              foo-highres.jpg 2x high-bandwidth">

I'm purposefully not making a proposal for how to describe bandwidth,
data plan usage, or such things here. Ultimately I don't think
addressing the multiple-resolution case needs to wait for a solution to
these other cases. We don't need to "SOLVE ALL THE PROBLEMS!" right now.

One downside to this proposal is that the srcset="" attribute takes a
microsyntax, and as a rule we try to avoid novel microsyntaxes in
attribute values. I think this particular microsyntax is pretty
straightforward and shouldn't cause all that much confusion for authors.

I think this is preferable to adding a suite of attributes with complex
inter-relationships, such as in Anselm Hannemann's proposal from last
August[3]. In such a proposal, we would either need to have a pre-
approved list of image scales (like Anselm's xs, s, m, l, xl), which
over-constrains designers' ability to create, or we would be introducing
user data into attribute names which—with the one exception of the
data-*="" attributes—is something I really don't think we should do.

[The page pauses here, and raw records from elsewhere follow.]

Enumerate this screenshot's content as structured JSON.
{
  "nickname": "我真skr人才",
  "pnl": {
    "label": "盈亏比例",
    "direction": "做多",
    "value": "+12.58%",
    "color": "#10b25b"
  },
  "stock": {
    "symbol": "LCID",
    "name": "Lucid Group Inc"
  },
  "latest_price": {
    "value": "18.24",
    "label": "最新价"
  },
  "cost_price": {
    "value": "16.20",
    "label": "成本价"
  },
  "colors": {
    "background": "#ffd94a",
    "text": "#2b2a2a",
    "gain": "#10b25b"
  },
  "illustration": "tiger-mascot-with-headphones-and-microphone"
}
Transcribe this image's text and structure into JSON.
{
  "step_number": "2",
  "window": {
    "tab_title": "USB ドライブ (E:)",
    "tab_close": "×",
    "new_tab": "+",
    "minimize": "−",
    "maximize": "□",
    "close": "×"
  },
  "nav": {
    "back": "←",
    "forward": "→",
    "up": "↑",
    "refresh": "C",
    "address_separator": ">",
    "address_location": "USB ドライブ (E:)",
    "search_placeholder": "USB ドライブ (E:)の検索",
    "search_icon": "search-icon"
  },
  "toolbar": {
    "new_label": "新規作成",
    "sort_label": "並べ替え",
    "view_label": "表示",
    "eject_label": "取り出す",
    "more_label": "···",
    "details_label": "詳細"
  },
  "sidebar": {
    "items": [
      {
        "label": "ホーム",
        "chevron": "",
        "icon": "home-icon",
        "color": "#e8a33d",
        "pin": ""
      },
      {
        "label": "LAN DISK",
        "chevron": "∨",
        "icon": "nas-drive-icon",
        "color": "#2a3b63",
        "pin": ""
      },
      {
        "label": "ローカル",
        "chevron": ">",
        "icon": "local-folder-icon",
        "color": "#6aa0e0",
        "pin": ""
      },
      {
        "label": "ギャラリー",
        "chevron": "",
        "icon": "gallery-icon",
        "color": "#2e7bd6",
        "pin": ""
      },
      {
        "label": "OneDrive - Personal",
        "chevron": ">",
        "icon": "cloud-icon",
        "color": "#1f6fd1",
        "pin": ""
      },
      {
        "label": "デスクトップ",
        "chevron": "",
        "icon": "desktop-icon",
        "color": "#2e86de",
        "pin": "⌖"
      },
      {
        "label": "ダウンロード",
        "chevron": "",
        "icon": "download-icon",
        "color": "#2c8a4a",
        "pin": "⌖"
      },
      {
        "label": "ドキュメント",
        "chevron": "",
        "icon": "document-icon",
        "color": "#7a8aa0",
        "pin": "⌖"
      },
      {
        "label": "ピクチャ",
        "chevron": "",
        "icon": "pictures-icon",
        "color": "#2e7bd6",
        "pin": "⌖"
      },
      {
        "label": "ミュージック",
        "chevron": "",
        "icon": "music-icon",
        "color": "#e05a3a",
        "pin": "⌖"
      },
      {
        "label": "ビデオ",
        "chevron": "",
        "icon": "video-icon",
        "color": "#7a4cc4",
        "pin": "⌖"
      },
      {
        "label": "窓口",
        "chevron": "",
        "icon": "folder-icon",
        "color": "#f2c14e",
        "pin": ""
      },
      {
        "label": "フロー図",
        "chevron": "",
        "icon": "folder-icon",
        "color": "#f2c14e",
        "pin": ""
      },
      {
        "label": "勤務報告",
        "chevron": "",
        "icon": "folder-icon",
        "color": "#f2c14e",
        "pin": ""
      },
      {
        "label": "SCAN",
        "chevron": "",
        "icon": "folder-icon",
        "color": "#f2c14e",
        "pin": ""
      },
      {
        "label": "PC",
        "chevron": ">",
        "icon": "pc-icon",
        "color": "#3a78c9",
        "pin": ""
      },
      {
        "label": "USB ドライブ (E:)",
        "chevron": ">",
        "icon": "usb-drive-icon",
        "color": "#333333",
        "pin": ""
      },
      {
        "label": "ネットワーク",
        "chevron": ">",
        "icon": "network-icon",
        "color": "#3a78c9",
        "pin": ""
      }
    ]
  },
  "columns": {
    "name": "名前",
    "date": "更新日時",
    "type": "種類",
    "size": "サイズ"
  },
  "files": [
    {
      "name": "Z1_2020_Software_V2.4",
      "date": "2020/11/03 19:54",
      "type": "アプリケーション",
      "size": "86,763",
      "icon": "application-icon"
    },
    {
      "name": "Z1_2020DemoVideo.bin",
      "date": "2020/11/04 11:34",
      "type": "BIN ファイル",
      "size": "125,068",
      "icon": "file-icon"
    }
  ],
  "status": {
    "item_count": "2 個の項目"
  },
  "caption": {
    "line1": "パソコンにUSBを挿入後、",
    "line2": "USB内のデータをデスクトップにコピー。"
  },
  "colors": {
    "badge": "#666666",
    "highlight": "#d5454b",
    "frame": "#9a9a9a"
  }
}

Some have argued that we should "just use conneg" to serve the best
image. This isn't an acceptable solution for at least three reasons:

* The server doesn't have all of the relevant information needed to
  pick the best image, and sending that information with every image
  asset request is bandwidth-intensive and enables increased user
  fingerprinting.

* HTML is used in a lot of contexts, such as in EPUB, in which there's
  no server to negotiate with in the first place.[4]

* The UA should be able to "swap out" one asset for another
  transparently after the page has loaded. For instance, the UA might
  want to swap things out when the user zooms in.

I also think this approach is better than minting a new image element,
but I'll make that argument in another email.


Ted

1. "What responsive image problem? Just use SVG!" :)

2. I've proposed image-set() for CSS4 Images. Here's the relevant post
   to www-style:
     http://lists.w3.org/Archives/Public/www-style/2012Feb/1103.html
   An implementation of image-set() has recently landed in WebKit.

3. http://lists.whatwg.org/htdig.cgi/whatwg-whatwg.org/2011-August/032977.html

4. http://lists.w3.org/Archives/Public/public-html/2011May/0401.html
Received on Thursday, 10 May 2012 07:58:56 GMT

This archive was generated by hypermail 2.2.0+W3C-0.50 : Wednesday, 30 January 2013 18:48:08 GMT